Osama Bin Laden news reports: Read all you want, but read skeptically.
Michael Kinsley’s first Bloomberg View column: What it should say.
New York Times Public Editor Arthur S. Brisbane’s stupid ideas on how to cover the press.
2011 Pulitzers: The Oscars of Journalism are announced today. Who cares?
Huffington Post lawsuit: The bloggers’ class action against Arianna’s site is pure bunk.
Amazon and Time Warner Cable are the latest companies to resort to tech brigandry.
Katie Couric, the other network anchors, and their evening programs no longer matter.
Bill Moyers: PBS’s answer to the NFL’s Brett Favre?
April Fools’ Day. Here’s a guide to outsmarting the inevitable slew of media pranks.
William Cronon is joined in the FOIA docket as two Michigan universities receive info requests from a libertarian think tank.
William Cronon emails: Wisconsin Republicans have every right to file a FOIA request.
What journalists write when they encounter known unknowns.
The New York Times, pay walls, and free riders: The paper should mellow out about folks who read but don’t pay.
AT&T buys T-Mobile: Why consumers should give it a shrug.
New York Times paywall: Designed to drive you insane!
Sari Horwitz plagiarizes: Washington Post reporter admits to copying from the Arizona Republic. Jack Shafer explains why it matters.
Redskins owner Dan Snyder’s alleged media grab?
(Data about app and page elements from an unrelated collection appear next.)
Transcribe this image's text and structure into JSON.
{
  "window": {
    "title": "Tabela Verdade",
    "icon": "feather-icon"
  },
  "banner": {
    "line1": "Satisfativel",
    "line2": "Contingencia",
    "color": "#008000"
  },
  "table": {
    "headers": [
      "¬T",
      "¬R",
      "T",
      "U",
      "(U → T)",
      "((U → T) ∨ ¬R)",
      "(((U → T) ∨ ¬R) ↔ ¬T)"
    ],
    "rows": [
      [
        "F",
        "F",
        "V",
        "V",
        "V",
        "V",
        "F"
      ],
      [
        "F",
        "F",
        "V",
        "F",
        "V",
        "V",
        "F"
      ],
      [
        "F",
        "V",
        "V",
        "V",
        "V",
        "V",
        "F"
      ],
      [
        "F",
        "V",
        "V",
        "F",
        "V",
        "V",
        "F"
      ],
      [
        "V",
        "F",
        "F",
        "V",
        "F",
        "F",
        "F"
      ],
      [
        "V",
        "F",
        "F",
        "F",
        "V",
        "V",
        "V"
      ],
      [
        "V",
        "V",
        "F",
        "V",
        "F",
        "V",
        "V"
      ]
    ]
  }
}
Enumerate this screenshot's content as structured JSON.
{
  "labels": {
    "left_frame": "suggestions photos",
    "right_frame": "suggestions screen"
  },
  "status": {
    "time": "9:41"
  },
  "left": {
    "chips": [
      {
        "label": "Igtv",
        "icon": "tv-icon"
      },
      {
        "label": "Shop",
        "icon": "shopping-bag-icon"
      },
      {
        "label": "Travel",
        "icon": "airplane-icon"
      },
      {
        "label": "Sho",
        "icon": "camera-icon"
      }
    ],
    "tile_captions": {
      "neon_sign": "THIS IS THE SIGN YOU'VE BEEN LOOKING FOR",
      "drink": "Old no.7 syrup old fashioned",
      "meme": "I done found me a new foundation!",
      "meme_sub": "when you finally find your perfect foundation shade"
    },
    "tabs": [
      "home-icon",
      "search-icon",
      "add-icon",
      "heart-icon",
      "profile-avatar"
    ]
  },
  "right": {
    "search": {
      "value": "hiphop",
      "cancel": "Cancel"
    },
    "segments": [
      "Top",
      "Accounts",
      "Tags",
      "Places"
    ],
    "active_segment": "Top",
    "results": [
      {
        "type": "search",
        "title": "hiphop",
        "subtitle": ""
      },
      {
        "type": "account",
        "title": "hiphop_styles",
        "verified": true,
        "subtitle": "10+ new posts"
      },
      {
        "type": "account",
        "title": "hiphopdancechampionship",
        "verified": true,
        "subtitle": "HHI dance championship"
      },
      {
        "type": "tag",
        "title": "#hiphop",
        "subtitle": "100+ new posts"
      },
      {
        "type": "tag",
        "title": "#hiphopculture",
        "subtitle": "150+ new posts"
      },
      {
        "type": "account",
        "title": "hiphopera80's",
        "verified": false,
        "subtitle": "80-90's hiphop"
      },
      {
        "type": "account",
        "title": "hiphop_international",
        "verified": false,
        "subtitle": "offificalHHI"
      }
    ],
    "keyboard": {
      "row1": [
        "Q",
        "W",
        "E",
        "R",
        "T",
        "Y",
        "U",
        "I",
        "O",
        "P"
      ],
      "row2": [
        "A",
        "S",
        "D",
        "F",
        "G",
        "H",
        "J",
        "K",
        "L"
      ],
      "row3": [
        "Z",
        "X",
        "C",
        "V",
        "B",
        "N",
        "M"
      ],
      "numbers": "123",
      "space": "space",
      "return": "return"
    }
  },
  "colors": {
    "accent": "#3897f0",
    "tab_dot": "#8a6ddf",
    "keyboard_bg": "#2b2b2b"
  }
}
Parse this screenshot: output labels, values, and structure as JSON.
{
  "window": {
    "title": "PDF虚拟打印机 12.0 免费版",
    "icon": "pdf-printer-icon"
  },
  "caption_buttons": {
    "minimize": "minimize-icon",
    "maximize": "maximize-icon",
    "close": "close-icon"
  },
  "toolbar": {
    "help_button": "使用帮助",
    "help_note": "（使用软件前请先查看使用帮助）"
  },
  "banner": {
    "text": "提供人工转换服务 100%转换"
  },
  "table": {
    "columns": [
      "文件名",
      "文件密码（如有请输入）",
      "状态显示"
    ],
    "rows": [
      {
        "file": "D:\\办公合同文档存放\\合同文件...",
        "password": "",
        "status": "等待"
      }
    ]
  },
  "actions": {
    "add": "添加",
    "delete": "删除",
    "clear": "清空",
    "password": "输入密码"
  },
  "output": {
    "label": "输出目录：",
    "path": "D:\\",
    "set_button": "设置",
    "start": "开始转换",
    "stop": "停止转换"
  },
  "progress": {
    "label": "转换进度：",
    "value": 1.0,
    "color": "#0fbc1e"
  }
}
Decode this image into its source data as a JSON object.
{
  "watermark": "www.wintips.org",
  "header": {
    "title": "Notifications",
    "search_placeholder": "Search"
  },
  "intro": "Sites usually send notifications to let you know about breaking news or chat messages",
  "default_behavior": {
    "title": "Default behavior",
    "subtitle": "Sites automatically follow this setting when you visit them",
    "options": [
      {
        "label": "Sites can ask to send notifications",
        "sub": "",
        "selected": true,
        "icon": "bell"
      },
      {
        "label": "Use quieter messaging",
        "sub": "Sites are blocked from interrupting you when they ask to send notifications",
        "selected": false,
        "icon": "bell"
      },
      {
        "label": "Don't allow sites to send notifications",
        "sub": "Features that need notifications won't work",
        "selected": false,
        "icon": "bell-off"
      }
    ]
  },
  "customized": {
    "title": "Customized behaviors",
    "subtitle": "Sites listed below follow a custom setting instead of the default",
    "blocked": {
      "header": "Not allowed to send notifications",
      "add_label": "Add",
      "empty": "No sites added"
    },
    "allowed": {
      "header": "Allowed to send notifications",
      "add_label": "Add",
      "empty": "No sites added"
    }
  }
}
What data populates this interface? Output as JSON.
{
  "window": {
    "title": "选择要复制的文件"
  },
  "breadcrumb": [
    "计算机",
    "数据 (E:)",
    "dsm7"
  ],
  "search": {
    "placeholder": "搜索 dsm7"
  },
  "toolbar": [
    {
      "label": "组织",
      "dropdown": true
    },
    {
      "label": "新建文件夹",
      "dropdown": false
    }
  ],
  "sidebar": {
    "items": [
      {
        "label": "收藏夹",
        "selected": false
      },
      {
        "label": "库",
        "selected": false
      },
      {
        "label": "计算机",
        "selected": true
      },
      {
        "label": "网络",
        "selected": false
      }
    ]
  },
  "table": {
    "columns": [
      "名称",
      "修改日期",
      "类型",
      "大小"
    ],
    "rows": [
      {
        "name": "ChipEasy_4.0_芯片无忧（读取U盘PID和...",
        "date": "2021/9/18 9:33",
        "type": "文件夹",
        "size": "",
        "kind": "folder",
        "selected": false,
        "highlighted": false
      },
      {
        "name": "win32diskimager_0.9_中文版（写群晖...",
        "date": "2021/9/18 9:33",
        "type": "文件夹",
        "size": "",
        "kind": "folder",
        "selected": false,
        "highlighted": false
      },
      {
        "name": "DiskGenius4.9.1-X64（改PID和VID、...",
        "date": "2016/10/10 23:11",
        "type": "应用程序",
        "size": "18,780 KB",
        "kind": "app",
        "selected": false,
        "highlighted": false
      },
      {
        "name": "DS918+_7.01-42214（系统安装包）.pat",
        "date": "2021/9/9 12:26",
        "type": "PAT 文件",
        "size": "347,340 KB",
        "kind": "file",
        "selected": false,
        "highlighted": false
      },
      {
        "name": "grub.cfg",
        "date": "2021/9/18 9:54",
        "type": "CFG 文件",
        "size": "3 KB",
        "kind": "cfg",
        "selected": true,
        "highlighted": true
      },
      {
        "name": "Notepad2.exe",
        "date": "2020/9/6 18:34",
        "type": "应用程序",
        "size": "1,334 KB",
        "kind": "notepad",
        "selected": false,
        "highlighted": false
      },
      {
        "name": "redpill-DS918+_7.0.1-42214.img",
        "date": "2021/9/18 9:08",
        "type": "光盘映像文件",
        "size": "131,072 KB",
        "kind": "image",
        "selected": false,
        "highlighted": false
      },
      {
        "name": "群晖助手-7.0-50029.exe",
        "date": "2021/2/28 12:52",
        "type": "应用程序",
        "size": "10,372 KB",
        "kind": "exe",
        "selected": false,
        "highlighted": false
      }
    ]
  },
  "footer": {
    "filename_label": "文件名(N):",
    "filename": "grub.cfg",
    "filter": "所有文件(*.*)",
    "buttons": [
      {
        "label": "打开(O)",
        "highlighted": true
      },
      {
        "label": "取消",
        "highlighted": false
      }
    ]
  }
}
Don’t worry about it.
2011 NCAA Tournament: Duke, Akron, and five more college basketball teams we hate.
Gilbert Gottfried, fired from his Aflac-duck gig, did us a service with his tsunami jokes.
March Madness sanity: Why the NCAA men’s basketball tournament doesn’t cost businesses billions in lost productivity.